The Delawares and Shawnees became France’s most important allies. Shawnees and Delawares, originally “dependents” of the Iroquois, had migrated from Pennsylvania to the upper Ohio Valley during the second quarter of the 18th century as did numerous Indian peoples from other areas.

What ended the French and Indian War?

Before the French and Indian War, the Native American nations all lived in harmony with one another. can see well in the dark.

Why did the Native Americans lose all their land?

Unfortunately, the federal government very quickly reneged on its obligations. Beginning in the 1880s, the U.S. enacted legislation that resulted in Native Americans losing ownership and control of two thirds of their reservation lands. The loss totaled 90 million acres – about the size of Montana.

Did Native American tribes have wars?

Native Americans definitely waged war long before Europeans showed up. The evidence is especially strong in the American Southwest, where archaeologists have found numerous skeletons with projectile points embedded in them and other marks of violence; war seems to have surged during periods of drought.

Why Native Americans are called Indians?

American Indians – Native Americans

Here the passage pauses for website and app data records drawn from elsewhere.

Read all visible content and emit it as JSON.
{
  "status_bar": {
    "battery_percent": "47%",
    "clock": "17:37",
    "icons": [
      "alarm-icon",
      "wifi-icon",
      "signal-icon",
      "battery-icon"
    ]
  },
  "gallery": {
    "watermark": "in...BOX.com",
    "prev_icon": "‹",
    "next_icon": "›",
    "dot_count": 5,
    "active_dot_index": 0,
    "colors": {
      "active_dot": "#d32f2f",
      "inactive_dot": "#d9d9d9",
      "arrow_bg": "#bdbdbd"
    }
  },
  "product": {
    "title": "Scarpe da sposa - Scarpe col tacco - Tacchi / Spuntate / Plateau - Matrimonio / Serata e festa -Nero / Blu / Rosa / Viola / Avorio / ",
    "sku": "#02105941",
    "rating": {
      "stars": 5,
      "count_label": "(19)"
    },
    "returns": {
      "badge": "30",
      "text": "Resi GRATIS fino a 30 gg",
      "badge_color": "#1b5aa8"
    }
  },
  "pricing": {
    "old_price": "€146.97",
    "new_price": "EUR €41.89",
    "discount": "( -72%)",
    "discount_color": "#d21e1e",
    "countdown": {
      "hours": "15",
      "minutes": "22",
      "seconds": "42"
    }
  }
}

The term “Indian,” in reference to the original inhabitants of the American continent, is said to derive from Christopher Columbus, a 15th century boat-person. Some say he used the term because he was convinced he had arrived in “the Indies” (Asia), his intended destination.